-- Task prompt --
Take each line from the material below that includes the string "content" and copy it.

-- Dataset --

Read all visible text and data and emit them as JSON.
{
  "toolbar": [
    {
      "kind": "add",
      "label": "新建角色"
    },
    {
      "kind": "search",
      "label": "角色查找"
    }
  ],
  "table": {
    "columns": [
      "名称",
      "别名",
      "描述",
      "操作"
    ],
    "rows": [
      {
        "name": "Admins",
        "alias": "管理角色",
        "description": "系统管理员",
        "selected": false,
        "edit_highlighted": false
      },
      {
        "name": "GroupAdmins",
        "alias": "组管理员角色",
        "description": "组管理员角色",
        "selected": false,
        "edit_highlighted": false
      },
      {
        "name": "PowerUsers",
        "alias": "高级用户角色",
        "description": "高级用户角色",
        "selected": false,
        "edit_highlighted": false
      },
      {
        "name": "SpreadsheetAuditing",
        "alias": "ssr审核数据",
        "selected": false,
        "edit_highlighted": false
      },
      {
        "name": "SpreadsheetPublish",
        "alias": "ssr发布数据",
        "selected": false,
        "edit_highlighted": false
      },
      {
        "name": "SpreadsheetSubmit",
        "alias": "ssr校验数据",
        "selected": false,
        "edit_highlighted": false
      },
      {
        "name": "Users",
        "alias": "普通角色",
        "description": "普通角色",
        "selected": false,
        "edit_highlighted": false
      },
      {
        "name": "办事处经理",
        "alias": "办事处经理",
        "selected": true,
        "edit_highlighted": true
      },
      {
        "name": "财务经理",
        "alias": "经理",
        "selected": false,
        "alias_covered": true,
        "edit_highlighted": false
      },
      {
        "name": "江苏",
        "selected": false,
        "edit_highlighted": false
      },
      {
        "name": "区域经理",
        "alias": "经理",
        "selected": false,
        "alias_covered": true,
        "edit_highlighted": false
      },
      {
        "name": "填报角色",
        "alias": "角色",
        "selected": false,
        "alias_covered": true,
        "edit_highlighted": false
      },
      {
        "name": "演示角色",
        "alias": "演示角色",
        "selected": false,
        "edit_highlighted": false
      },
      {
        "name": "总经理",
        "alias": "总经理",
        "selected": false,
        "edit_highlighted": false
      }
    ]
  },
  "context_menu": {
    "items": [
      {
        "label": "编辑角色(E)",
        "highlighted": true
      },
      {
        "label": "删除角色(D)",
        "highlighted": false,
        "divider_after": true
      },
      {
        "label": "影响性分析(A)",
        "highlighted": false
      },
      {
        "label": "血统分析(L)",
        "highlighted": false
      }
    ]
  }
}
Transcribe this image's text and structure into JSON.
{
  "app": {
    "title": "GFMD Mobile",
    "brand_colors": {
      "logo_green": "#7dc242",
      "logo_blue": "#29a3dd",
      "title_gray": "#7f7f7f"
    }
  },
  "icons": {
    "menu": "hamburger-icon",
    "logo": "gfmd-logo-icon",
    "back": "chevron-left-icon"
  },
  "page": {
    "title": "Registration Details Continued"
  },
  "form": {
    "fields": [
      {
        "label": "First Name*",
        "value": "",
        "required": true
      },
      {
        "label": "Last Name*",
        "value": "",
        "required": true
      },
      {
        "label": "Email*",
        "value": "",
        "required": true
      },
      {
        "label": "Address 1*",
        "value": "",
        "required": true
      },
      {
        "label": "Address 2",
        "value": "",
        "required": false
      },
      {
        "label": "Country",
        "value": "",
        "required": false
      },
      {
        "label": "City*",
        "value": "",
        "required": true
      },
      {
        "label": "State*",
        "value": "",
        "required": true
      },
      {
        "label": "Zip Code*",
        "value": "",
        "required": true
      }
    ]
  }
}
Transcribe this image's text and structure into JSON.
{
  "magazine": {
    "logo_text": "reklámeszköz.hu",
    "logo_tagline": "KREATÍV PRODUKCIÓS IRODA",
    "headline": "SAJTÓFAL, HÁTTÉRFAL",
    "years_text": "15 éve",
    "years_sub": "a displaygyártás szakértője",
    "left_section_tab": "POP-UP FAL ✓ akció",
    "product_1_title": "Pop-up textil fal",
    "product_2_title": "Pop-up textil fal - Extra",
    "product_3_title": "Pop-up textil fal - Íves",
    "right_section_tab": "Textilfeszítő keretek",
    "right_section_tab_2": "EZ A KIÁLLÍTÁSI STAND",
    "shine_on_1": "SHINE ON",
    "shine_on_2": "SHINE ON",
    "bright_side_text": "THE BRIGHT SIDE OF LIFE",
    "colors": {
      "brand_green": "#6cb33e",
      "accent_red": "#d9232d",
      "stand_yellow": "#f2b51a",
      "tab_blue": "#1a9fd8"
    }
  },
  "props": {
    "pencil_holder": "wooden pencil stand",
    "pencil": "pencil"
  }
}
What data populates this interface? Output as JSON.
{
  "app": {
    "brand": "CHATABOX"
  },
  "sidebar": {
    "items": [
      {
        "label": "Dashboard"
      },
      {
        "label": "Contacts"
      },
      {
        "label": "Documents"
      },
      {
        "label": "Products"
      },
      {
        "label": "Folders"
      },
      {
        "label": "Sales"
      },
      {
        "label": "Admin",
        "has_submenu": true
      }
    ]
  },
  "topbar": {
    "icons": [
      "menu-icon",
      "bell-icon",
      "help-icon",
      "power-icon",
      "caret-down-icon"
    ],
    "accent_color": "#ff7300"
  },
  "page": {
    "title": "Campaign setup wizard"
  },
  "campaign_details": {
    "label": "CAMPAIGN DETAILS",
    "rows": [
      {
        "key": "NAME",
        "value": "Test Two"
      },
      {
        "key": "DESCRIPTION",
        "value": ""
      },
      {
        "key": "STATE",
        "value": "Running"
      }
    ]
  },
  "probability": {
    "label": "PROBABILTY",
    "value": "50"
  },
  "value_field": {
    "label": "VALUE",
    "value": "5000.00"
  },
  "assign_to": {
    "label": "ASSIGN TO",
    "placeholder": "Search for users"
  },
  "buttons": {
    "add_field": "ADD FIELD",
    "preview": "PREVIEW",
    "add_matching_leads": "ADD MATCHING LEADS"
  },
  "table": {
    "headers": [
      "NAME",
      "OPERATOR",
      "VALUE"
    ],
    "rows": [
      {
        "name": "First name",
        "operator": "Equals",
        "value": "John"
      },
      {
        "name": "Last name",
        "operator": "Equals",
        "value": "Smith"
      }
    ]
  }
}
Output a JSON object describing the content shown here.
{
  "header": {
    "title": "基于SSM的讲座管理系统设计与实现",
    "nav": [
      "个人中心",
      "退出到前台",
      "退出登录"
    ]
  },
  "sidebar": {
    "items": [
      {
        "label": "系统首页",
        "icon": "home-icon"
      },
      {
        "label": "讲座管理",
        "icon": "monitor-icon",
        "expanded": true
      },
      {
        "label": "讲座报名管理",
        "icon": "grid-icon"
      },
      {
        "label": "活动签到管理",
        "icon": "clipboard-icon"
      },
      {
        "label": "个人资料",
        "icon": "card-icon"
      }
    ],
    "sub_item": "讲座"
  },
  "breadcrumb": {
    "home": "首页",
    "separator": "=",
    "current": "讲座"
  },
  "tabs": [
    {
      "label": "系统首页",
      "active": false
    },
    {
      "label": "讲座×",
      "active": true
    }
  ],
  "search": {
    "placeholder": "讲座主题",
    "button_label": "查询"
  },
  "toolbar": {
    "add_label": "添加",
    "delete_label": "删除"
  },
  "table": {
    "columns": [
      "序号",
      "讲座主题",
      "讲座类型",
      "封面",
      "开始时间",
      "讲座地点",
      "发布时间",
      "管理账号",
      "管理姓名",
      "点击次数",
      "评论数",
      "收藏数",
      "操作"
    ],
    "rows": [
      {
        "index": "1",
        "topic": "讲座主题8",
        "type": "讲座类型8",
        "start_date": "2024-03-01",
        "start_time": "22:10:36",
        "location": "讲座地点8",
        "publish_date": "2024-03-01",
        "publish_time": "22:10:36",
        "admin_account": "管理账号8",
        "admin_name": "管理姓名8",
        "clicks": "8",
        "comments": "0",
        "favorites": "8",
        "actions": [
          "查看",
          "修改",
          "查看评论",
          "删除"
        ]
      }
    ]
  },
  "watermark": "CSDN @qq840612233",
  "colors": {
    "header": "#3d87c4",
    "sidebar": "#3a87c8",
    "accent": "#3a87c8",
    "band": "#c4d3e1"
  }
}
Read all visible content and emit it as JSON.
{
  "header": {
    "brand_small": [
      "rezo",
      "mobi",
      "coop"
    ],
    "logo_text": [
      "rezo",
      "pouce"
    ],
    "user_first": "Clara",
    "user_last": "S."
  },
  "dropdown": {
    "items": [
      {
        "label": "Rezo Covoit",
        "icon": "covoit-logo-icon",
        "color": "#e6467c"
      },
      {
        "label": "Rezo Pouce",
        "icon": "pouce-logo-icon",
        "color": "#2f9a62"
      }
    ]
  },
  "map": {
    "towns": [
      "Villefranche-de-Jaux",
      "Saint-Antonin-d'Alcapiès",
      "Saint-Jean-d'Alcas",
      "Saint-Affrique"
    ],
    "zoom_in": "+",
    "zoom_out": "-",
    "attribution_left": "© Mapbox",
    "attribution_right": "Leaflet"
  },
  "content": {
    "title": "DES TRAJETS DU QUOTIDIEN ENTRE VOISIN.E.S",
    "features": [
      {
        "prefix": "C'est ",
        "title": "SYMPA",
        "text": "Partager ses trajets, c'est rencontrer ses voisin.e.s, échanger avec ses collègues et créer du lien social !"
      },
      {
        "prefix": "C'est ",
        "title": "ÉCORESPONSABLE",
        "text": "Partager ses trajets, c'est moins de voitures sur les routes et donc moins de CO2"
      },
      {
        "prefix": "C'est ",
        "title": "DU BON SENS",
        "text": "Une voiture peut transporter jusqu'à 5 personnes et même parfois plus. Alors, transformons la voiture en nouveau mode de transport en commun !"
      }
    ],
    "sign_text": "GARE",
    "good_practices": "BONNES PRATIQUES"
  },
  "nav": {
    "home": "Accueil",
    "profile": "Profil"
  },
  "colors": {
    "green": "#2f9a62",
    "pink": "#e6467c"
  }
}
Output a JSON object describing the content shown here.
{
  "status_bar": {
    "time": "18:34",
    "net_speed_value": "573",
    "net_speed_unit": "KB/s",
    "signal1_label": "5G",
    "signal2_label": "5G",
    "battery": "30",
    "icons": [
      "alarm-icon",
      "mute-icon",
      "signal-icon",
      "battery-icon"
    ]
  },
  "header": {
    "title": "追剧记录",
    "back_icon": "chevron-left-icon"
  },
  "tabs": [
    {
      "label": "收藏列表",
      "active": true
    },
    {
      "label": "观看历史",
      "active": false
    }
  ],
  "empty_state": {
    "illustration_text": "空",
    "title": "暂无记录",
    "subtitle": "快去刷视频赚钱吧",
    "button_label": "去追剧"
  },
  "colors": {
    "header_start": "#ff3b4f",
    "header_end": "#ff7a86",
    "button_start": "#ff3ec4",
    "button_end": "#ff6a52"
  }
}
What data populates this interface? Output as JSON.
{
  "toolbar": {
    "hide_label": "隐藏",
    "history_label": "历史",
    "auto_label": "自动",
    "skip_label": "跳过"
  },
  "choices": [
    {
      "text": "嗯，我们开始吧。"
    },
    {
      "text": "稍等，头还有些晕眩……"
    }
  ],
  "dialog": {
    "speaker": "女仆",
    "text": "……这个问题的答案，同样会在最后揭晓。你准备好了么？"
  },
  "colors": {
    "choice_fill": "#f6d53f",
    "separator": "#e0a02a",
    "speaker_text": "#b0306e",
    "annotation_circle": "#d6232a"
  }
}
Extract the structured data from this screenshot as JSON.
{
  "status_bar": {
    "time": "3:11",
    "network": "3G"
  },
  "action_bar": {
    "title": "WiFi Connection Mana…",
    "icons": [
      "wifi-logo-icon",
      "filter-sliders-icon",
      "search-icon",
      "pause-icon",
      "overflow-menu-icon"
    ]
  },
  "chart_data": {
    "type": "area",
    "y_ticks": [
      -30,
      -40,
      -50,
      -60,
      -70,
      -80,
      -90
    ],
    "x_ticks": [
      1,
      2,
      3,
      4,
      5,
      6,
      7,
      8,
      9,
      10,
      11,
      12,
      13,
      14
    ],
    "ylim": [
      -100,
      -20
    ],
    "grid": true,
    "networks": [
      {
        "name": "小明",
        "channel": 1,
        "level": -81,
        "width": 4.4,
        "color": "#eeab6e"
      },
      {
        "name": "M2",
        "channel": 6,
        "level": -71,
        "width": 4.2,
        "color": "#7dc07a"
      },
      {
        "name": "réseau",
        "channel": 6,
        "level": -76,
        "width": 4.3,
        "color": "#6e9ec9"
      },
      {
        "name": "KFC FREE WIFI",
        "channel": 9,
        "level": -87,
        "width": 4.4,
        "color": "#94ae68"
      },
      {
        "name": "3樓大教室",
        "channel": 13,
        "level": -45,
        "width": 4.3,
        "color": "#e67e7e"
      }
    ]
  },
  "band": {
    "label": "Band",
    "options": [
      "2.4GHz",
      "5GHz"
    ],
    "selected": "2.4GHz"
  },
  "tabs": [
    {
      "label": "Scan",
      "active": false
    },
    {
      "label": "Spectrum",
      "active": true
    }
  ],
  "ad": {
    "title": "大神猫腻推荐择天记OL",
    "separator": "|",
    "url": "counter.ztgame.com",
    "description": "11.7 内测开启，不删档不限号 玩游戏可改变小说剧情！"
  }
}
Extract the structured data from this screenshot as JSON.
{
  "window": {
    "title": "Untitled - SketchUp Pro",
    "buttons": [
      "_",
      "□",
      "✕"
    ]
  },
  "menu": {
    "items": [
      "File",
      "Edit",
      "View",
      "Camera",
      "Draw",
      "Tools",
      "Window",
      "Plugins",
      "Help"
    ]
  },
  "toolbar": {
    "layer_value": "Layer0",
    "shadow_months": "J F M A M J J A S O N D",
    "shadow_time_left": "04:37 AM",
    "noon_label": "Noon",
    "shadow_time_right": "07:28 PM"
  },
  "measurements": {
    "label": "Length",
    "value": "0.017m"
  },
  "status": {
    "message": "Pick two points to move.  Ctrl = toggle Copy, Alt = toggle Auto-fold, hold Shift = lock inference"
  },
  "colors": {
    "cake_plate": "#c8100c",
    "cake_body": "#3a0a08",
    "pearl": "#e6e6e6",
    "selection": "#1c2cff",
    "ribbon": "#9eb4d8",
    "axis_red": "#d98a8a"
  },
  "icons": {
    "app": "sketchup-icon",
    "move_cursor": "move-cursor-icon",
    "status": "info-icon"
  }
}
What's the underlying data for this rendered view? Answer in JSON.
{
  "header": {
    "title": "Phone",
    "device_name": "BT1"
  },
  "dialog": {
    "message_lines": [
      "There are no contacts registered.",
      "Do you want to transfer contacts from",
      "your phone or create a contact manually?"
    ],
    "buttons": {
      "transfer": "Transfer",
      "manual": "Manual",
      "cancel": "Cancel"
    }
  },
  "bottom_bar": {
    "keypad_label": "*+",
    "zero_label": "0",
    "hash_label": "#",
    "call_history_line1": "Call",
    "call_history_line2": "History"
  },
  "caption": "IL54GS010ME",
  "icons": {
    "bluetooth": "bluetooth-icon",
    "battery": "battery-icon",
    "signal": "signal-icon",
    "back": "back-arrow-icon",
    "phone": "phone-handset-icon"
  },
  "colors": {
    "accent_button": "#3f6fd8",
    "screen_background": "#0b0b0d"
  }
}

-- Answer area --
Output a JSON object describing the content shown here.
Read all visible content and emit it as JSON.
  "content": {
Output a JSON object describing the content shown here.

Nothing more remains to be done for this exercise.